◆ Problem description:
Restate every line of the material, word for word.

◆ Material supplied:
————————

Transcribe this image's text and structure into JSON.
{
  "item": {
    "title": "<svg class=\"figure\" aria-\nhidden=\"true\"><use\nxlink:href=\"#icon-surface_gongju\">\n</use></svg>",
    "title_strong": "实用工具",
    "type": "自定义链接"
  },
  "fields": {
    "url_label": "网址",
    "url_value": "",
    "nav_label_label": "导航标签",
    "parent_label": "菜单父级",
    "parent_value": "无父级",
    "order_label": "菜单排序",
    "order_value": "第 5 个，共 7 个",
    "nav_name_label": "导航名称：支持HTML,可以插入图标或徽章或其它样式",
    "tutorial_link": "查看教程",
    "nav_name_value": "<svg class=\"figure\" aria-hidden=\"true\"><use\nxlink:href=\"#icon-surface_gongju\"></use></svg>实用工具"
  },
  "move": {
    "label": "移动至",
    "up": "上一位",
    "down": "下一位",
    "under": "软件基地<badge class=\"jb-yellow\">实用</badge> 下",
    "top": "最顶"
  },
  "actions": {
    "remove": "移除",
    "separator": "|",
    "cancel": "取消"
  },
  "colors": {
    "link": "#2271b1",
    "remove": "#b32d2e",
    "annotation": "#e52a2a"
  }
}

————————

◆ Response:
Transcribe this image's text and structure into JSON.
{
  "item": {
    "title": "<svg class=\"figure\" aria-\nhidden=\"true\"><use\nxlink:href=\"#icon-surface_gongju\">\n</use></svg>",
    "title_strong": "实用工具",
    "type": "自定义链接"
  },
  "fields": {
    "url_label": "网址",
    "url_value": "",
    "nav_label_label": "导航标签",
    "parent_label": "菜单父级",
    "parent_value": "无父级",
    "order_label": "菜单排序",
    "order_value": "第 5 个，共 7 个",
    "nav_name_label": "导航名称：支持HTML,可以插入图标或徽章或其它样式",
    "tutorial_link": "查看教程",
    "nav_name_value": "<svg class=\"figure\" aria-hidden=\"true\"><use\nxlink:href=\"#icon-surface_gongju\"></use></svg>实用工具"
  },
  "move": {
    "label": "移动至",
    "up": "上一位",
    "down": "下一位",
    "under": "软件基地<badge class=\"jb-yellow\">实用</badge> 下",
    "top": "最顶"
  },
  "actions": {
    "remove": "移除",
    "separator": "|",
    "cancel": "取消"
  },
  "colors": {
    "link": "#2271b1",
    "remove": "#b32d2e",
    "annotation": "#e52a2a"
  }
}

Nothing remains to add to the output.